Mesothelial cells communicate with the organs they cover using small projections called microvilli, and the medium through which they send their message is the neurotransmitter acetylcholine.
Baking soda to treat kidney disease too?
So, what really happens? The study authors note that those who drank the sodium bicarbonate solution experienced a change in the types of activated immune cells in the spleen. In fact, the pro-inflammatory macrophages (M1) decreased in number, while the levels of anti-inflammatory cells (M2) increased.
The same types of cells also live in the blood and kidneys, and sodium bicarbonate is used in the treatment of chronic kidney disease. This idea led the authors of the new study to explore the mechanisms through which this substance could help improve kidney function.
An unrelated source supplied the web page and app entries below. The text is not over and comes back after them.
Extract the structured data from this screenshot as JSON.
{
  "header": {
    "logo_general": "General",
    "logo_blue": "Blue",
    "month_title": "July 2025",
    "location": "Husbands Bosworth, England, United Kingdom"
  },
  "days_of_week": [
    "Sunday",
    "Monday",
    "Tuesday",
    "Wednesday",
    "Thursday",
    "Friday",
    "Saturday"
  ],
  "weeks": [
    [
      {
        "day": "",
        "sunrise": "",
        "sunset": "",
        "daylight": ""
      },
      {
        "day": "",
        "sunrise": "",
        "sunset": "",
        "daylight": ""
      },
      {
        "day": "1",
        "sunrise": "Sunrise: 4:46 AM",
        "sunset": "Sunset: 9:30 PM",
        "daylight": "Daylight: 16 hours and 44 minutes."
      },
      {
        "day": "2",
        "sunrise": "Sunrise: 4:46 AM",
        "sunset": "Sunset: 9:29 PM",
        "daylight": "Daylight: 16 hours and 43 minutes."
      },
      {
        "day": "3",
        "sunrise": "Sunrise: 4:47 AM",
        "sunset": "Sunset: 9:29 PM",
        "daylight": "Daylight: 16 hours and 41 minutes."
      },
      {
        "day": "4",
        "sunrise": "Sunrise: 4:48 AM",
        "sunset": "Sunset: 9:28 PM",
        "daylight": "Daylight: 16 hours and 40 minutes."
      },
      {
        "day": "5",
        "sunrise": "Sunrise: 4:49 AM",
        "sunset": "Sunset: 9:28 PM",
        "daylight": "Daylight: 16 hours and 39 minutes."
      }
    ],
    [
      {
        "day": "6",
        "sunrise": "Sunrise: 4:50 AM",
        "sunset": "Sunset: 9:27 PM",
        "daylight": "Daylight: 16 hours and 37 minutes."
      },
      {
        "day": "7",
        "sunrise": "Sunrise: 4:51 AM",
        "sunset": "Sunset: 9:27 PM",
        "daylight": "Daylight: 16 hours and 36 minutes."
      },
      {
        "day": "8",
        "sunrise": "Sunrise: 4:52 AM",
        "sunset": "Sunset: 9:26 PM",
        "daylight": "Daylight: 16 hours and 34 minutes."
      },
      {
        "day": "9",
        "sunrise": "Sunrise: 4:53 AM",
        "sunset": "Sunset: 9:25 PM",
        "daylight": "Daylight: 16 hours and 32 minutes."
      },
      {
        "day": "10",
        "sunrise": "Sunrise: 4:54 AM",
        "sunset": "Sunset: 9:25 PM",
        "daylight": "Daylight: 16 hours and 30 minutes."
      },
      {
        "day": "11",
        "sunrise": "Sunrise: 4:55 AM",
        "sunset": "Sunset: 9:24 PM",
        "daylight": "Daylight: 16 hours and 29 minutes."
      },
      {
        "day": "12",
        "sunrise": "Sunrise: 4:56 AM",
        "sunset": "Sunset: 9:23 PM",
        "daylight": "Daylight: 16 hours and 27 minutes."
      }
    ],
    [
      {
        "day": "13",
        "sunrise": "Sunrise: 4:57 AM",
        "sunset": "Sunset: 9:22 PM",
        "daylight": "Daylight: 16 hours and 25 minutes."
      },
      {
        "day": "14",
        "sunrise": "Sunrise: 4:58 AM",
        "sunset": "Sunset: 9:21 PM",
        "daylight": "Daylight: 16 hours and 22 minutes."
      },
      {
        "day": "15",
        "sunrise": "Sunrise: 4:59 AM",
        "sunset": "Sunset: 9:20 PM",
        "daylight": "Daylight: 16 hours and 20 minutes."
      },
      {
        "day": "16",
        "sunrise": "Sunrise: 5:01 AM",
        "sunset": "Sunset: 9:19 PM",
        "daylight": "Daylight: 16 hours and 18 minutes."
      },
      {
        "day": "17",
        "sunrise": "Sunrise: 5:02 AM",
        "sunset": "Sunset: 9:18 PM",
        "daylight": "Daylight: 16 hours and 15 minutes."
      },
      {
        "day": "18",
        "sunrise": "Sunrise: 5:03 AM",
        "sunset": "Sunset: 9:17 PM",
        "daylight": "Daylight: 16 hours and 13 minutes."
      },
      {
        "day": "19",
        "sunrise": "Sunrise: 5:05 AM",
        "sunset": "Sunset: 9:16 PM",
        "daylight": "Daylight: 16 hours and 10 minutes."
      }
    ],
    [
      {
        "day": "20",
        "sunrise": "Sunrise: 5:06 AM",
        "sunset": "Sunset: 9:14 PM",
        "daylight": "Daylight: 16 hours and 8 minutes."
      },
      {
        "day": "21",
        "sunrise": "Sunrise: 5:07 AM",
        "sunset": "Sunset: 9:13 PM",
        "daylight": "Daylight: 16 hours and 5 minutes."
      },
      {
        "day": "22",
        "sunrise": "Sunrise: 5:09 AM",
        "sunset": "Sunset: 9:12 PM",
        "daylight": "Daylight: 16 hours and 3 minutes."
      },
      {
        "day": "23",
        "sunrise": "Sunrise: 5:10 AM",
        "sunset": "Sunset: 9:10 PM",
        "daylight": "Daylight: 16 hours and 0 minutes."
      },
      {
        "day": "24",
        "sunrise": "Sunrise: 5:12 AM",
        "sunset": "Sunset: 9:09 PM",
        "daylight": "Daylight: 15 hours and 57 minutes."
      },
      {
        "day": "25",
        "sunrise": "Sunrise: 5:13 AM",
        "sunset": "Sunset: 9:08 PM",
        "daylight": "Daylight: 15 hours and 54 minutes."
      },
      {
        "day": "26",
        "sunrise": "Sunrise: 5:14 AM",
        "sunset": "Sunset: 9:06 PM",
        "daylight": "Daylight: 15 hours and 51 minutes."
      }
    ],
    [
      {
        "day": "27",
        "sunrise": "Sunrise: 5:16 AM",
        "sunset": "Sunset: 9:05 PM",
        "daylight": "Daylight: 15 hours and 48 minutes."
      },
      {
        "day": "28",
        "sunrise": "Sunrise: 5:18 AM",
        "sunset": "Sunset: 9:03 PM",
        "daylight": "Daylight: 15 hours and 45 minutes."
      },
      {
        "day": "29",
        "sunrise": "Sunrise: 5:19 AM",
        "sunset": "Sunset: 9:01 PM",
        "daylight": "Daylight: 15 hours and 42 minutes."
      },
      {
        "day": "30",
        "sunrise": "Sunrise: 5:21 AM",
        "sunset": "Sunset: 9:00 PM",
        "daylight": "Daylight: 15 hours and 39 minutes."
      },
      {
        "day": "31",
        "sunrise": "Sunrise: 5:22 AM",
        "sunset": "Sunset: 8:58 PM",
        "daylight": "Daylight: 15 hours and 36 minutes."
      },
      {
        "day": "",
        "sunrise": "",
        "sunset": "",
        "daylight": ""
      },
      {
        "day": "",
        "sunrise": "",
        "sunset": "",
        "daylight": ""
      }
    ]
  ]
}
“We started to think, how does baking soda slow the progression of kidney disease?” O’Connor says.
At first, the researchers analyzed the effects of the sodium bicarbonate solution in a rat kidney disease model, and then again in healthy rats, which acted as the control sample.
This is when the researchers noticed that the levels of M1 cells in the kidneys decreased, while those of the M2 cells increased.
Both the rats with kidney disease and the healthy rats showed the same development. And it was this change that marked the notion that sodium bicarbonate could influence the inflammatory response at the cellular level.
When the researchers recruited healthy medical students and asked them to drink the sodium bicarbonate solution, the anti-inflammatory effect of this substance on the spleen and blood became apparent.
“The change from inflammatory to anti-inflammatory profile is happening everywhere. We saw it in the kidneys, we saw it in the spleen, now we see it in the peripheral blood, ”says O’Connor.
Is bicarbonate safe to treat inflammatory disease?
One of the main revelations of the authors was the fact that it was the mesothelial cells that mediated the anti-inflammatory signals.
An existing working theory had been that the signals were transmitted to the relevant cells via the vagus nerve, a long cranial nerve that communicates with the heart, lungs, and various organs in the abdomen.
But experiments revealed that this idea was wrong. When the scientists tried to cut this nerve, this did not affect the behavior of the mesothelial cells. Instead, it became clear that these cells had more direct communication with the organs they aligned than previously thought.
O’Connor and his team realized this when they noticed that moving the spleen affected the mesothelial cells that lined it, and the signals that modulated the inflammatory response were lost.
“We believe that the cholinergic (acetylcholine) signals that we know mediate this anti-inflammatory response do not come directly from the vagal nerve that innervates the spleen, but from the mesothelial cells that form these connections with the spleen,” O’Connor explains.
The results are beginning to provide an answer as to why baking soda can help with autoimmune diseases, including arthritis, and further research on these mechanisms could help optimize the results obtained through this common compound.
“It’s potentially a really safe way to treat inflammatory disease,” O’Connor concludes.